Boyle and colleagues (2014) investigated mouthwash use and the prevention of plaque, gingivitis and caries. They explored the efficacy of chemotherapeutic ingredients including chlorhexidine, essential oils, cetylpyridinium and triclosan.
They concluded that over a period of less than three months, mouthwashes containing chlorhexidine were the most effective of the ingredients considered, resulting in a reduction of dental plaque.
When used for six months or longer, essential oil-containing mouthwash equalled or exceeded the effect of chlorhexidine in controlling plaque as an adjunct to mechanical cleaning.
They further found that cetylpyridinium or triclosan may be effective, but less so than mouthwash containing chlorhexidine or essential oils.
Simple strategies for success

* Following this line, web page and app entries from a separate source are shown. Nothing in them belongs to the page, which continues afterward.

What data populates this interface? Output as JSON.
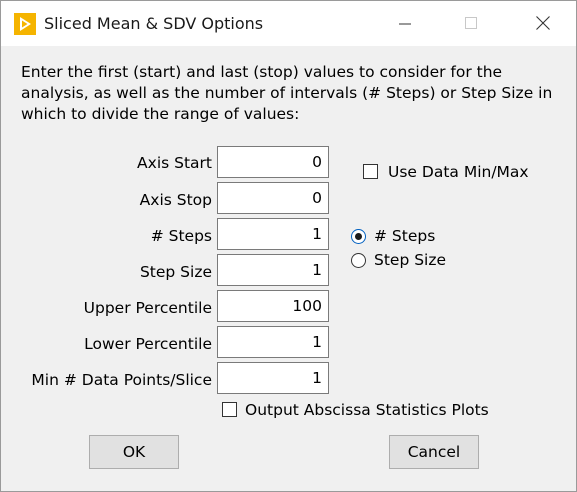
{
  "window": {
    "title": "Sliced Mean & SDV Options"
  },
  "instructions": "Enter the first (start) and last (stop) values to consider for the analysis, as well as the number of intervals (# Steps) or Step Size in which to divide the range of values:",
  "fields": [
    {
      "label": "Axis Start",
      "value": "0"
    },
    {
      "label": "Axis Stop",
      "value": "0"
    },
    {
      "label": "# Steps",
      "value": "1"
    },
    {
      "label": "Step Size",
      "value": "1"
    },
    {
      "label": "Upper Percentile",
      "value": "100"
    },
    {
      "label": "Lower Percentile",
      "value": "1"
    },
    {
      "label": "Min # Data Points/Slice",
      "value": "1"
    }
  ],
  "use_data_minmax": {
    "label": "Use Data Min/Max",
    "checked": false
  },
  "step_mode": {
    "options": [
      {
        "label": "# Steps",
        "checked": true
      },
      {
        "label": "Step Size",
        "checked": false
      }
    ]
  },
  "output_abscissa": {
    "label": "Output Abscissa Statistics Plots",
    "checked": false
  },
  "buttons": {
    "ok": "OK",
    "cancel": "Cancel"
  },
  "icons": {
    "app": "play-triangle-icon",
    "minimize": "minimize-icon",
    "maximize": "maximize-icon",
    "close": "close-icon"
  },
  "colors": {
    "app_icon": "#f5b400",
    "dialog_bg": "#f0f0f0",
    "radio_accent": "#0060c0"
  }
}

Offering a practical overview of the situation, Preston (2012) wrote: ‘Elderly patients often have a decreased ability to implement satisfactory oral and denture hygiene. This can be for a variety of reasons. Perhaps the most obvious reason is when a patient suffers from rheumatoid arthritis affecting the hands. In these cases, the patient’s ability to complete even simple oral hygiene practices is almost impossible. For such patients, simple strategies, such as adding silicone “handles” to a manual toothbrush can help. In addition, chemical means of dental plaque control can be advised to supplement physical methods of plaque removal.’

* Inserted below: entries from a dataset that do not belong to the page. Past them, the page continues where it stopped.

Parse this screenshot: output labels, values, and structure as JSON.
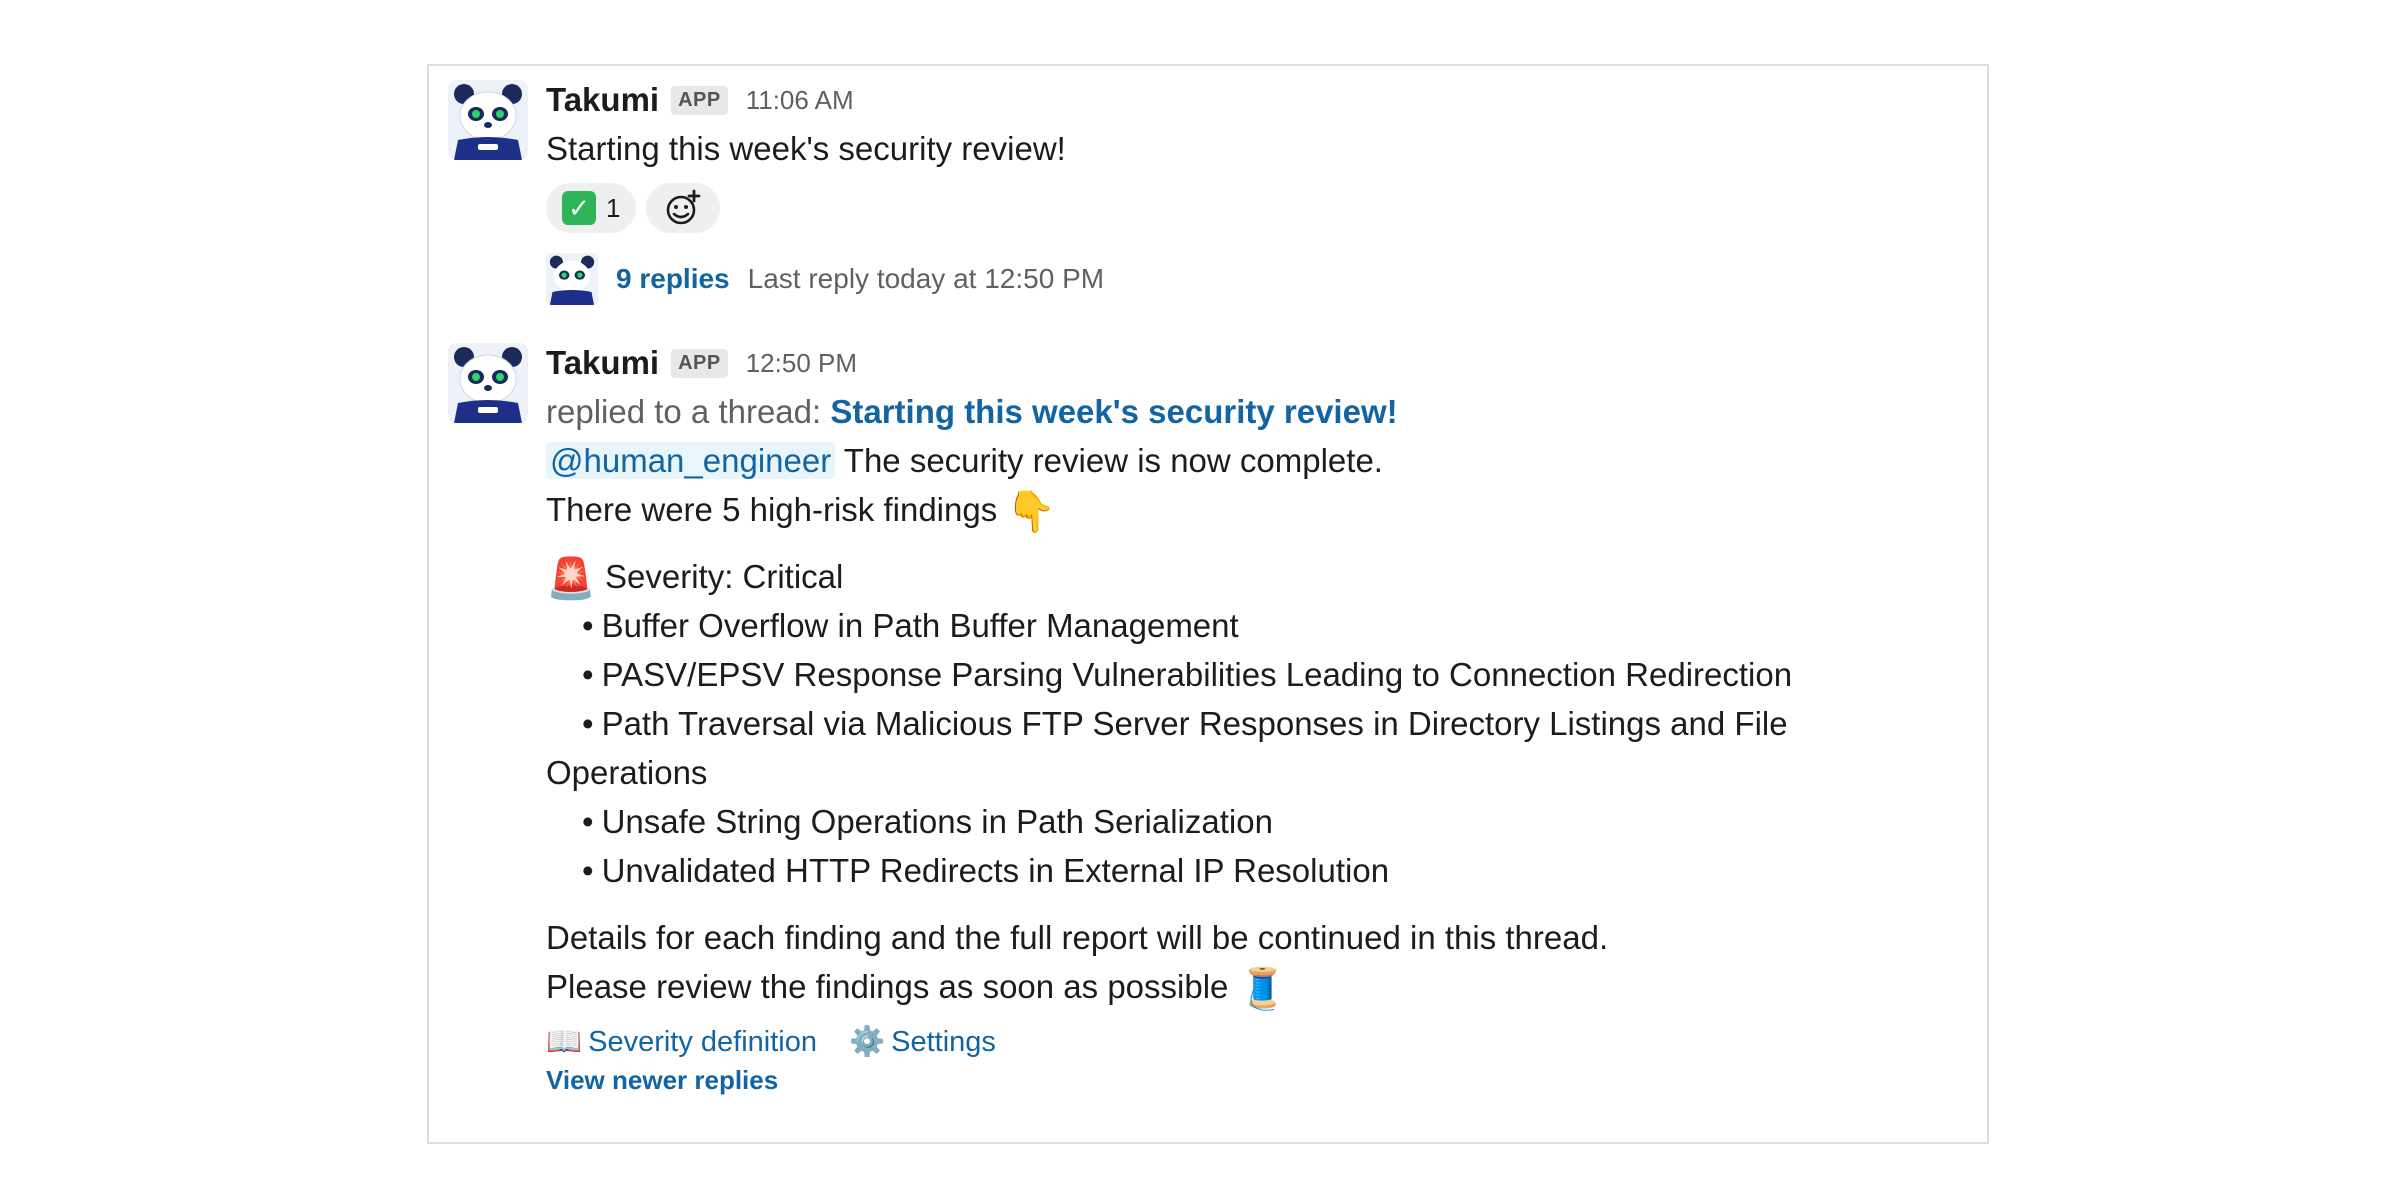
{
  "messages": [
    {
      "author": "Takumi",
      "badge": "APP",
      "time": "11:06 AM",
      "text": "Starting this week's security review!",
      "reactions": [
        {
          "emoji": "✅",
          "count": "1"
        }
      ],
      "thread": {
        "replies": "9 replies",
        "last_reply": "Last reply today at 12:50 PM"
      }
    },
    {
      "author": "Takumi",
      "badge": "APP",
      "time": "12:50 PM",
      "replied_prefix": "replied to a thread:",
      "replied_link": "Starting this week's security review!",
      "mention": "@human_engineer",
      "line1_rest": "The security review is now complete.",
      "line2": "There were 5 high-risk findings",
      "line2_emoji": "👇",
      "severity_emoji": "🚨",
      "severity": "Severity: Critical",
      "findings": [
        "Buffer Overflow in Path Buffer Management",
        "PASV/EPSV Response Parsing Vulnerabilities Leading to Connection Redirection",
        "Path Traversal via Malicious FTP Server Responses in Directory Listings and File",
        "Unsafe String Operations in Path Serialization",
        "Unvalidated HTTP Redirects in External IP Resolution"
      ],
      "finding_wrap": "Operations",
      "details": "Details for each finding and the full report will be continued in this thread.",
      "please_review": "Please review the findings as soon as possible",
      "please_emoji": "🧵",
      "footer_links": [
        {
          "icon": "📖",
          "label": "Severity definition"
        },
        {
          "icon": "⚙️",
          "label": "Settings"
        }
      ],
      "view_newer": "View newer replies"
    }
  ],
  "colors": {
    "link": "#1264a3",
    "muted": "#616061",
    "text": "#1d1c1d",
    "mention_bg": "#e8f5fa",
    "border": "#dddddd"
  }
}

He continued: ‘When advising elderly patients with regards to their oral hygiene, therefore, such factors should be taken into account and unrealistic expectations on such oral hygiene standards should not be made. This is especially true of interdental plaque control, which can be particularly difficult to execute for an elderly patient with rheumatoid arthritis.’
Irrespective of age, there are a growing number of people living with ‘long-term disabling conditions’. To serve these patients effectively, according to Scambler and Curtis (2019), the need to: ‘…identify and remove barriers remains paramount to the provision of good quality, equitable dental care.’
Barnett ML (2006) The rationale for the daily use of an antimicrobial mouthrinse. JADA 137: 16S-21S
Barouch K, Al Asaad N and Alhareky M (2019) Clinical relevance of dexterity in oral hygiene. Br Dent J 225(5): 354-7
Boyle P, Koechlin A and Autier P (2014) Mouthwash use and the prevention of plaque, gingivitis and caries. Oral Dis 20 (Supp1): 1-68
Dougall A and Fiske J (2008) Access to special care dentistry, part 4. Education. Br Dent J 205(3): 119-30
Preston AJ (2012) Dental management of the elderly patient. Dent Update 39: 141-4
Scambler S, Curtis SA (2019) Contextualising disability and dentistry: challenging perceptions and removing barriers. Br Dent J 227(1): 55-7
Walls AWG and Meurman JH (2012) Approaches to caries prevention and therapy in the elderly. Adv Dent Res 24(2): 36-40